'Exploding Head Syndrome' more common in women than men
\'Exploding Head Syndrome\' Is More Common In Women Than Men. If you hear slamming of doors, fireworks and gunshots or such abrupt loud noises while sleeping you are not alone as researchers found that \'exploding head syndrome\', a sleeping disorder, is more prevalent than presumed, especially among women.
Washington, May 7: If you hear slamming of doors, fireworks and gunshots or such abrupt loud noises while sleeping you are not alone as researchers found that 'exploding head syndrome', a sleeping disorder, is more prevalent than presumed, especially among women.
The syndrome is more common in women than men, said Brian Sharpless, an assistant professor at Washington State University While most people with “exploding head syndrome” hear an abrupt loud outbursts, some hear the explosion in one ear, some in both ears, and some within their heads.
You may also have the syndrome if you see what looks like lightning or bright flashes.
While not much is yet known why some people suffer from this sleeping disorder, it likely “occurs when the body does not shut down for sleep in the correct sequence”, Sharpless added. Behavioural and psychological factors may also play a role and if disrupted sleep is what you experience normally, the episodes are likely to occur more.
"Some people start to become anxious when they go into their bedroom or when they try to go to sleep," he noted.
"Daytime sleepiness can be another problem for people," Sharpless added.

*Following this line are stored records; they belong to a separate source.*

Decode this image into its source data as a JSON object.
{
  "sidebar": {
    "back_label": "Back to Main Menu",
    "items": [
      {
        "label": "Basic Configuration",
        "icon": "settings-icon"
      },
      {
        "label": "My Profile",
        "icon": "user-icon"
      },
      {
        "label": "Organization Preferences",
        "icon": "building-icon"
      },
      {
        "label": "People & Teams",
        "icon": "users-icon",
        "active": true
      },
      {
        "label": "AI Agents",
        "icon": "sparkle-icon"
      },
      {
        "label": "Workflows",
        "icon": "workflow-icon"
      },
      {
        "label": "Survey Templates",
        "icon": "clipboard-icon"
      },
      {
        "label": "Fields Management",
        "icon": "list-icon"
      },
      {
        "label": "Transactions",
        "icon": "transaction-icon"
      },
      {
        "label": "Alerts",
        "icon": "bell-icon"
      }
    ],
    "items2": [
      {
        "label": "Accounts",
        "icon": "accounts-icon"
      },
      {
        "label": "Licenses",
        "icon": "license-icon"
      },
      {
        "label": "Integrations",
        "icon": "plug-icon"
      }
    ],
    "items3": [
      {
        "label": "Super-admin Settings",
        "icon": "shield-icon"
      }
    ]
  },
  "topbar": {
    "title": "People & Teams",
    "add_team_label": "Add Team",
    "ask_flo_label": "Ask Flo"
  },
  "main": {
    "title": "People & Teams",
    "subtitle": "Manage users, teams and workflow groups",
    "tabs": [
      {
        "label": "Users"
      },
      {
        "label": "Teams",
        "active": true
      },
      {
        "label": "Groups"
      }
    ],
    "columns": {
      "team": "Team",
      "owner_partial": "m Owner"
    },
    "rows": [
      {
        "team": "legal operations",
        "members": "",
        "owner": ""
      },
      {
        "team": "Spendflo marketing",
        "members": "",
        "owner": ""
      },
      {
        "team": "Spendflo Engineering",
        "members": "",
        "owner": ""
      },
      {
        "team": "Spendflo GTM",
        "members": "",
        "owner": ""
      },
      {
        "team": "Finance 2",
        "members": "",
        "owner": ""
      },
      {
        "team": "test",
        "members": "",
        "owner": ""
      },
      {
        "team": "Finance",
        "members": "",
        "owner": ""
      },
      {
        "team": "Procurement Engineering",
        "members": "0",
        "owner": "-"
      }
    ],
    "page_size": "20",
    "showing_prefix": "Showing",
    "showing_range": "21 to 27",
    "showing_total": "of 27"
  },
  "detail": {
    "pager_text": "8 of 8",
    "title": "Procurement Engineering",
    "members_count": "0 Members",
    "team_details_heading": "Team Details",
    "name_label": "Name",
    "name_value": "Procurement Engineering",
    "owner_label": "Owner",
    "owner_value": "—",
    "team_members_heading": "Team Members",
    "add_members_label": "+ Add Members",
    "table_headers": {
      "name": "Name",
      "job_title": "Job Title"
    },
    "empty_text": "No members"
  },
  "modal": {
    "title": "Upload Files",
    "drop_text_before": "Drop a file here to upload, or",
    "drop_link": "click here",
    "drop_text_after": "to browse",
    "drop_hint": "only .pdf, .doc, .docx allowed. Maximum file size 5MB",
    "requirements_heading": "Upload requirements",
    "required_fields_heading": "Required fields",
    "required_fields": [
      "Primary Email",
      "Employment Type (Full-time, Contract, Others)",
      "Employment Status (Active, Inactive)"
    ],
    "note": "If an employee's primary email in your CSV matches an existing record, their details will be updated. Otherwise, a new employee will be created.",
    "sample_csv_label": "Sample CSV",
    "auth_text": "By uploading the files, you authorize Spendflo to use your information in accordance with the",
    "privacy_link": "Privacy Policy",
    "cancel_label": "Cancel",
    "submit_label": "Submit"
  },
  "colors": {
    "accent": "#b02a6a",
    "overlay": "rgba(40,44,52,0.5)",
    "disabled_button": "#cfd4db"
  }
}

The term "exploding head syndrome" dates to a 1988 article in Lancet but it was described clinically as "snapping of the brain" in 1920. Silas Weir Mitchell, an American physician, wrote in 1876 of two men who experienced explosive-sounding "sensory discharges".
While the syndrome is recognised in the International Classification of Sleep Disorders, studies using electroencephalogram recordings have only documented the disruptions in periods of relaxed but awake drowsiness.
Some medical treatments are available for it, but one possible intervention can be simply reassuring a patient that it is not a dangerous condition.
The study that reviewed the scientific literature on the disorder appeared in the journal Sleep Medicine Reviews.